Before repeating the entries below, strip out every picture and keep all else as it is.

Extracted data entries
::::::

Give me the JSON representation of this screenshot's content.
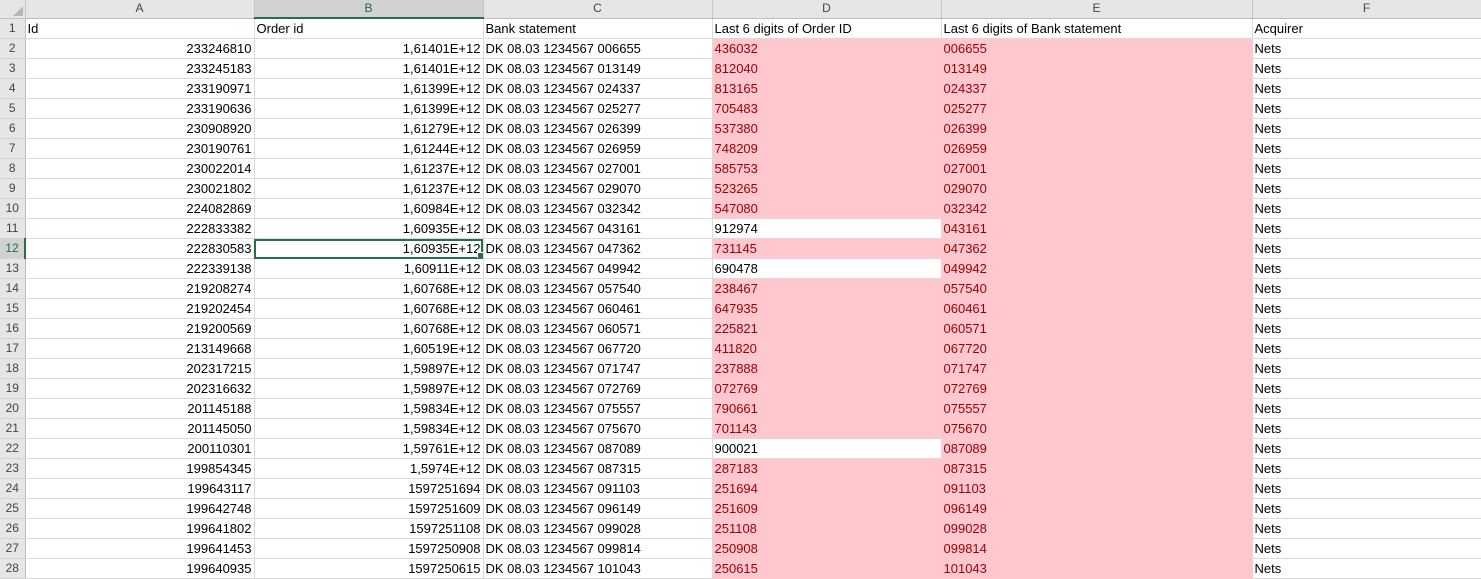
{
  "columns": [
    "A",
    "B",
    "C",
    "D",
    "E",
    "F"
  ],
  "header_row": {
    "num": "1",
    "cells": [
      "Id",
      "Order id",
      "Bank statement",
      "Last 6 digits of Order ID",
      "Last 6 digits of Bank statement",
      "Acquirer"
    ]
  },
  "rows": [
    {
      "num": "2",
      "id": "233246810",
      "order": "1,61401E+12",
      "bank": "DK 08.03 1234567 006655",
      "last_order": "436032",
      "last_bank": "006655",
      "acq": "Nets"
    },
    {
      "num": "3",
      "id": "233245183",
      "order": "1,61401E+12",
      "bank": "DK 08.03 1234567 013149",
      "last_order": "812040",
      "last_bank": "013149",
      "acq": "Nets"
    },
    {
      "num": "4",
      "id": "233190971",
      "order": "1,61399E+12",
      "bank": "DK 08.03 1234567 024337",
      "last_order": "813165",
      "last_bank": "024337",
      "acq": "Nets"
    },
    {
      "num": "5",
      "id": "233190636",
      "order": "1,61399E+12",
      "bank": "DK 08.03 1234567 025277",
      "last_order": "705483",
      "last_bank": "025277",
      "acq": "Nets"
    },
    {
      "num": "6",
      "id": "230908920",
      "order": "1,61279E+12",
      "bank": "DK 08.03 1234567 026399",
      "last_order": "537380",
      "last_bank": "026399",
      "acq": "Nets"
    },
    {
      "num": "7",
      "id": "230190761",
      "order": "1,61244E+12",
      "bank": "DK 08.03 1234567 026959",
      "last_order": "748209",
      "last_bank": "026959",
      "acq": "Nets"
    },
    {
      "num": "8",
      "id": "230022014",
      "order": "1,61237E+12",
      "bank": "DK 08.03 1234567 027001",
      "last_order": "585753",
      "last_bank": "027001",
      "acq": "Nets"
    },
    {
      "num": "9",
      "id": "230021802",
      "order": "1,61237E+12",
      "bank": "DK 08.03 1234567 029070",
      "last_order": "523265",
      "last_bank": "029070",
      "acq": "Nets"
    },
    {
      "num": "10",
      "id": "224082869",
      "order": "1,60984E+12",
      "bank": "DK 08.03 1234567 032342",
      "last_order": "547080",
      "last_bank": "032342",
      "acq": "Nets"
    },
    {
      "num": "11",
      "id": "222833382",
      "order": "1,60935E+12",
      "bank": "DK 08.03 1234567 043161",
      "last_order": "912974",
      "last_bank": "043161",
      "acq": "Nets"
    },
    {
      "num": "12",
      "id": "222830583",
      "order": "1,60935E+12",
      "bank": "DK 08.03 1234567 047362",
      "last_order": "731145",
      "last_bank": "047362",
      "acq": "Nets"
    },
    {
      "num": "13",
      "id": "222339138",
      "order": "1,60911E+12",
      "bank": "DK 08.03 1234567 049942",
      "last_order": "690478",
      "last_bank": "049942",
      "acq": "Nets"
    },
    {
      "num": "14",
      "id": "219208274",
      "order": "1,60768E+12",
      "bank": "DK 08.03 1234567 057540",
      "last_order": "238467",
      "last_bank": "057540",
      "acq": "Nets"
    },
    {
      "num": "15",
      "id": "219202454",
      "order": "1,60768E+12",
      "bank": "DK 08.03 1234567 060461",
      "last_order": "647935",
      "last_bank": "060461",
      "acq": "Nets"
    },
    {
      "num": "16",
      "id": "219200569",
      "order": "1,60768E+12",
      "bank": "DK 08.03 1234567 060571",
      "last_order": "225821",
      "last_bank": "060571",
      "acq": "Nets"
    },
    {
      "num": "17",
      "id": "213149668",
      "order": "1,60519E+12",
      "bank": "DK 08.03 1234567 067720",
      "last_order": "411820",
      "last_bank": "067720",
      "acq": "Nets"
    },
    {
      "num": "18",
      "id": "202317215",
      "order": "1,59897E+12",
      "bank": "DK 08.03 1234567 071747",
      "last_order": "237888",
      "last_bank": "071747",
      "acq": "Nets"
    },
    {
      "num": "19",
      "id": "202316632",
      "order": "1,59897E+12",
      "bank": "DK 08.03 1234567 072769",
      "last_order": "072769",
      "last_bank": "072769",
      "acq": "Nets"
    },
    {
      "num": "20",
      "id": "201145188",
      "order": "1,59834E+12",
      "bank": "DK 08.03 1234567 075557",
      "last_order": "790661",
      "last_bank": "075557",
      "acq": "Nets"
    },
    {
      "num": "21",
      "id": "201145050",
      "order": "1,59834E+12",
      "bank": "DK 08.03 1234567 075670",
      "last_order": "701143",
      "last_bank": "075670",
      "acq": "Nets"
    },
    {
      "num": "22",
      "id": "200110301",
      "order": "1,59761E+12",
      "bank": "DK 08.03 1234567 087089",
      "last_order": "900021",
      "last_bank": "087089",
      "acq": "Nets"
    },
    {
      "num": "23",
      "id": "199854345",
      "order": "1,5974E+12",
      "bank": "DK 08.03 1234567 087315",
      "last_order": "287183",
      "last_bank": "087315",
      "acq": "Nets"
    },
    {
      "num": "24",
      "id": "199643117",
      "order": "1597251694",
      "bank": "DK 08.03 1234567 091103",
      "last_order": "251694",
      "last_bank": "091103",
      "acq": "Nets"
    },
    {
      "num": "25",
      "id": "199642748",
      "order": "1597251609",
      "bank": "DK 08.03 1234567 096149",
      "last_order": "251609",
      "last_bank": "096149",
      "acq": "Nets"
    },
    {
      "num": "26",
      "id": "199641802",
      "order": "1597251108",
      "bank": "DK 08.03 1234567 099028",
      "last_order": "251108",
      "last_bank": "099028",
      "acq": "Nets"
    },
    {
      "num": "27",
      "id": "199641453",
      "order": "1597250908",
      "bank": "DK 08.03 1234567 099814",
      "last_order": "250908",
      "last_bank": "099814",
      "acq": "Nets"
    },
    {
      "num": "28",
      "id": "199640935",
      "order": "1597250615",
      "bank": "DK 08.03 1234567 101043",
      "last_order": "250615",
      "last_bank": "101043",
      "acq": "Nets"
    }
  ],
  "plain_order_rows": [
    "11",
    "13",
    "22"
  ],
  "active_row": "12",
  "colors": {
    "highlight_fill": "#ffc7ce",
    "highlight_text": "#9c0006",
    "selection": "#217346"
  }
}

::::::

_FINISHED EXERCISE_
Give me the JSON representation of this screenshot's content.
{
  "columns": [
    "A",
    "B",
    "C",
    "D",
    "E",
    "F"
  ],
  "header_row": {
    "num": "1",
    "cells": [
      "Id",
      "Order id",
      "Bank statement",
      "Last 6 digits of Order ID",
      "Last 6 digits of Bank statement",
      "Acquirer"
    ]
  },
  "rows": [
    {
      "num": "2",
      "id": "233246810",
      "order": "1,61401E+12",
      "bank": "DK 08.03 1234567 006655",
      "last_order": "436032",
      "last_bank": "006655",
      "acq": "Nets"
    },
    {
      "num": "3",
      "id": "233245183",
      "order": "1,61401E+12",
      "bank": "DK 08.03 1234567 013149",
      "last_order": "812040",
      "last_bank": "013149",
      "acq": "Nets"
    },
    {
      "num": "4",
      "id": "233190971",
      "order": "1,61399E+12",
      "bank": "DK 08.03 1234567 024337",
      "last_order": "813165",
      "last_bank": "024337",
      "acq": "Nets"
    },
    {
      "num": "5",
      "id": "233190636",
      "order": "1,61399E+12",
      "bank": "DK 08.03 1234567 025277",
      "last_order": "705483",
      "last_bank": "025277",
      "acq": "Nets"
    },
    {
      "num": "6",
      "id": "230908920",
      "order": "1,61279E+12",
      "bank": "DK 08.03 1234567 026399",
      "last_order": "537380",
      "last_bank": "026399",
      "acq": "Nets"
    },
    {
      "num": "7",
      "id": "230190761",
      "order": "1,61244E+12",
      "bank": "DK 08.03 1234567 026959",
      "last_order": "748209",
      "last_bank": "026959",
      "acq": "Nets"
    },
    {
      "num": "8",
      "id": "230022014",
      "order": "1,61237E+12",
      "bank": "DK 08.03 1234567 027001",
      "last_order": "585753",
      "last_bank": "027001",
      "acq": "Nets"
    },
    {
      "num": "9",
      "id": "230021802",
      "order": "1,61237E+12",
      "bank": "DK 08.03 1234567 029070",
      "last_order": "523265",
      "last_bank": "029070",
      "acq": "Nets"
    },
    {
      "num": "10",
      "id": "224082869",
      "order": "1,60984E+12",
      "bank": "DK 08.03 1234567 032342",
      "last_order": "547080",
      "last_bank": "032342",
      "acq": "Nets"
    },
    {
      "num": "11",
      "id": "222833382",
      "order": "1,60935E+12",
      "bank": "DK 08.03 1234567 043161",
      "last_order": "912974",
      "last_bank": "043161",
      "acq": "Nets"
    },
    {
      "num": "12",
      "id": "222830583",
      "order": "1,60935E+12",
      "bank": "DK 08.03 1234567 047362",
      "last_order": "731145",
      "last_bank": "047362",
      "acq": "Nets"
    },
    {
      "num": "13",
      "id": "222339138",
      "order": "1,60911E+12",
      "bank": "DK 08.03 1234567 049942",
      "last_order": "690478",
      "last_bank": "049942",
      "acq": "Nets"
    },
    {
      "num": "14",
      "id": "219208274",
      "order": "1,60768E+12",
      "bank": "DK 08.03 1234567 057540",
      "last_order": "238467",
      "last_bank": "057540",
      "acq": "Nets"
    },
    {
      "num": "15",
      "id": "219202454",
      "order": "1,60768E+12",
      "bank": "DK 08.03 1234567 060461",
      "last_order": "647935",
      "last_bank": "060461",
      "acq": "Nets"
    },
    {
      "num": "16",
      "id": "219200569",
      "order": "1,60768E+12",
      "bank": "DK 08.03 1234567 060571",
      "last_order": "225821",
      "last_bank": "060571",
      "acq": "Nets"
    },
    {
      "num": "17",
      "id": "213149668",
      "order": "1,60519E+12",
      "bank": "DK 08.03 1234567 067720",
      "last_order": "411820",
      "last_bank": "067720",
      "acq": "Nets"
    },
    {
      "num": "18",
      "id": "202317215",
      "order": "1,59897E+12",
      "bank": "DK 08.03 1234567 071747",
      "last_order": "237888",
      "last_bank": "071747",
      "acq": "Nets"
    },
    {
      "num": "19",
      "id": "202316632",
      "order": "1,59897E+12",
      "bank": "DK 08.03 1234567 072769",
      "last_order": "072769",
      "last_bank": "072769",
      "acq": "Nets"
    },
    {
      "num": "20",
      "id": "201145188",
      "order": "1,59834E+12",
      "bank": "DK 08.03 1234567 075557",
      "last_order": "790661",
      "last_bank": "075557",
      "acq": "Nets"
    },
    {
      "num": "21",
      "id": "201145050",
      "order": "1,59834E+12",
      "bank": "DK 08.03 1234567 075670",
      "last_order": "701143",
      "last_bank": "075670",
      "acq": "Nets"
    },
    {
      "num": "22",
      "id": "200110301",
      "order": "1,59761E+12",
      "bank": "DK 08.03 1234567 087089",
      "last_order": "900021",
      "last_bank": "087089",
      "acq": "Nets"
    },
    {
      "num": "23",
      "id": "199854345",
      "order": "1,5974E+12",
      "bank": "DK 08.03 1234567 087315",
      "last_order": "287183",
      "last_bank": "087315",
      "acq": "Nets"
    },
    {
      "num": "24",
      "id": "199643117",
      "order": "1597251694",
      "bank": "DK 08.03 1234567 091103",
      "last_order": "251694",
      "last_bank": "091103",
      "acq": "Nets"
    },
    {
      "num": "25",
      "id": "199642748",
      "order": "1597251609",
      "bank": "DK 08.03 1234567 096149",
      "last_order": "251609",
      "last_bank": "096149",
      "acq": "Nets"
    },
    {
      "num": "26",
      "id": "199641802",
      "order": "1597251108",
      "bank": "DK 08.03 1234567 099028",
      "last_order": "251108",
      "last_bank": "099028",
      "acq": "Nets"
    },
    {
      "num": "27",
      "id": "199641453",
      "order": "1597250908",
      "bank": "DK 08.03 1234567 099814",
      "last_order": "250908",
      "last_bank": "099814",
      "acq": "Nets"
    },
    {
      "num": "28",
      "id": "199640935",
      "order": "1597250615",
      "bank": "DK 08.03 1234567 101043",
      "last_order": "250615",
      "last_bank": "101043",
      "acq": "Nets"
    }
  ],
  "plain_order_rows": [
    "11",
    "13",
    "22"
  ],
  "active_row": "12",
  "colors": {
    "highlight_fill": "#ffc7ce",
    "highlight_text": "#9c0006",
    "selection": "#217346"
  }
}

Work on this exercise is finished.